Frodo leaned back against the wizard, closing his eyes, and Radagast massaged his shoulders, his fingers giving comfort and reassurance. But Arwen stirred among the silken cushions of her chair.
"And what will spring from that, think you? To undo that ancient evil for even one victim -- that is a mighty deed, and must have its own consequences. One is dead, you say, but what of the other two? If they do no more than sit quiet on their mountain, breeding a race of orcs that is not enslaved to Darkness—"
"I doubt Canohando will sit quiet all his life," said Radagast. "He was growing restless already, when last we saw him. You may find him in Minas Tirith one day, seeking the Queen whose Jewel he wears."
Frodo looked troubled. "Do you really think he would come here, Radagast? I had not thought of that, when I gave it to him."
"No, you gave it to him for his comforting, Donkey. And it did that, I think, but it may also inflame his thirst to know what he is -- and what he may become."
"And would he be a danger, if he came?" Aragorn asked.
Radagast considered for a long moment. "Not of his own will," he said at last.
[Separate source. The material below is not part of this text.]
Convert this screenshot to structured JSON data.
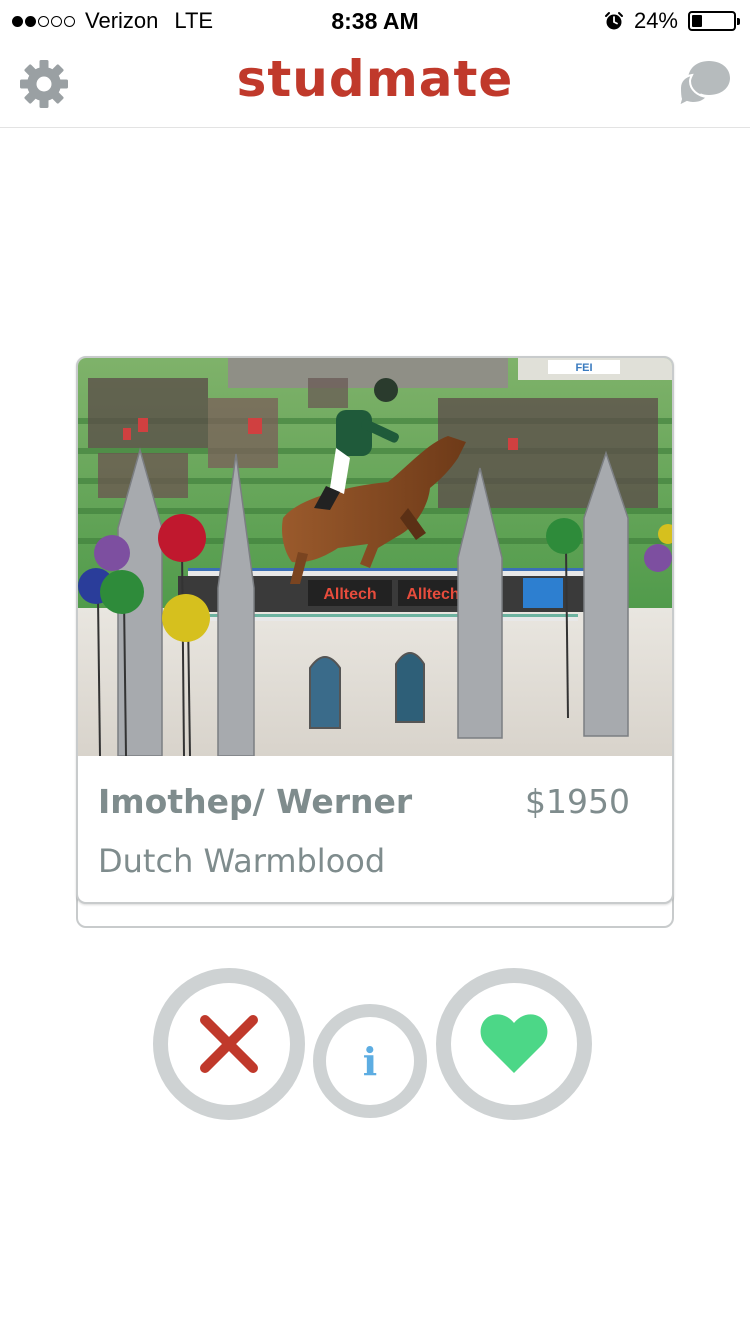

This is a work of fan fiction, written because the author has an abiding love for the works of J R R Tolkien. The characters, settings, places, and languages used in this work are the property of the Tolkien Estate, Tolkien Enterprises, and possibly New Line Cinema, except for certain original characters who belong to the author of the said work. The author will not receive any money or other remuneration for presenting the work on this archive site. The work is the intellectual property of the author, is available solely for the enjoyment of Henneth Annûn Story Archive readers, and may not be copied or redistributed by any means without the explicit written consent of the author.